It’s OK to Be Embarrassed About Depression

The most helpful emails in health
Browse our free newsletters

There’s still a lot of stigma and shame surrounding mental illness, and that leads some people to say things like, “There’s nothing to be embarrassed about,” in an effort to comfort those of us who were embarrassed about our mental health battles.

I appreciate that. It’s a kind statement full of compassion and understanding. But, no matter how many times people told me not to be embarrassed, I still felt deeply ashamed of my struggle with mental illness. And you know what I’ve learned? It’s OK to be embarrassed.

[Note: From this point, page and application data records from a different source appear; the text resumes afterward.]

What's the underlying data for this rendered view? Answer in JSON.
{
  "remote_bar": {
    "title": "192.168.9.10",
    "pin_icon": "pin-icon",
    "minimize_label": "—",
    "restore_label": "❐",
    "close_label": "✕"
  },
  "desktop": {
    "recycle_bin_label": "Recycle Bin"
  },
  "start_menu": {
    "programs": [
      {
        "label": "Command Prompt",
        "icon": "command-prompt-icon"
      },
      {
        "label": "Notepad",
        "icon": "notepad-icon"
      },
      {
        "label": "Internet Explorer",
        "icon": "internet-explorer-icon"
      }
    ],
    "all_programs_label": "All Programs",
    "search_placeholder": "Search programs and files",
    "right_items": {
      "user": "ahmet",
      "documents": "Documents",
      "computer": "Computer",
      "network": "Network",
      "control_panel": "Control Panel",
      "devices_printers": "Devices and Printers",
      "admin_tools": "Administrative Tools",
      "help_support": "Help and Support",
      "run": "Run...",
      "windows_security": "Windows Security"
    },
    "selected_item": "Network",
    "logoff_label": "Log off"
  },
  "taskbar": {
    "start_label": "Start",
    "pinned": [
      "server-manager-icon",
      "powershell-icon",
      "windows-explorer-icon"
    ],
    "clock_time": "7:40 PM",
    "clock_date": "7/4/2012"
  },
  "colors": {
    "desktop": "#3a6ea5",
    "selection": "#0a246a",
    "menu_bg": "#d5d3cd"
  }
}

I silently battled my depression for years with no idea I was fighting an actual illness. I just thought there was something wrong with me, and I didn’t know how to reach out for help. I didn’t want to reach out either. I’m a prideful guy. Asking for help showed weakness, in my mind. Besides, I didn’t think I had any reason to feel such despair. I had a great life (and still do), and never in a million years would I have imagined I’d struggle with depression. But I do. And it was the most humiliating experience of my life when I finally admitted something was wrong and I needed help, and that’s OK. I was embarrassed, and there’s nothing wrong with that. It’s OK if you’re embarrassed too.

I’m not particularly interested in the reasons why I was ashamed. I don’t blame society or unrealistic expectations or the pressures of being a guy and believing we have to handle everything on our own. That’s a whole other can of worms I don’t want to get into right now (and besides, plenty of women also struggle with shame about their mental health). All I’m saying is no matter how many people told me not to be embarrassed, I was. I had to deal with that shame or I was never going to get better. I couldn’t just pretend it didn’t exist the same way I pretended my depression didn’t exist for years. I had to admit how I felt and deal with it. I wasn’t used to doing that kind of thing, and I’ll be honest; it was mortifying. But that’s OK. Embarrassment passes. It doesn’t last forever! Sure, it doesn’t feel good when you’re going through it, but then it’s out of your system and you can move on. You can move past the shame.

As I talked with others about my fight against depression, I noticed they expressed relief when I told them how humiliated I was when I first opened up about my struggles. They took comfort in our shared emotion as if I lessened the pressure they felt to not be embarrassed because people say all the time that we shouldn’t be. It’s great there are people with that level of compassion, and I tell others who struggle with their mental health that they don’t have to be embarrassed as well. I also tell them if they are embarrassed that it’s totally fine, because I was. Embarrassment passes, and it’s replaced with hope and a zest for life.

Whatever you’re feeling, and wherever you are in your mental health journey, I want you to know it’s OK to feel the way you do. Don’t let anyone try to tell you how you should feel. Just be honest with yourself so you can deal with what you’ve gotta deal with. And please, as someone who’s been there, trust me: All the bad stuff passes, and all the good stuff stays.

Photo by Akshar Dave on Unsplash

Originally published: October 13, 2018
Want more of The Mighty?
You can find even more stories on our Home page. There, you’ll also find thoughts and questions by our community.
Take Me Home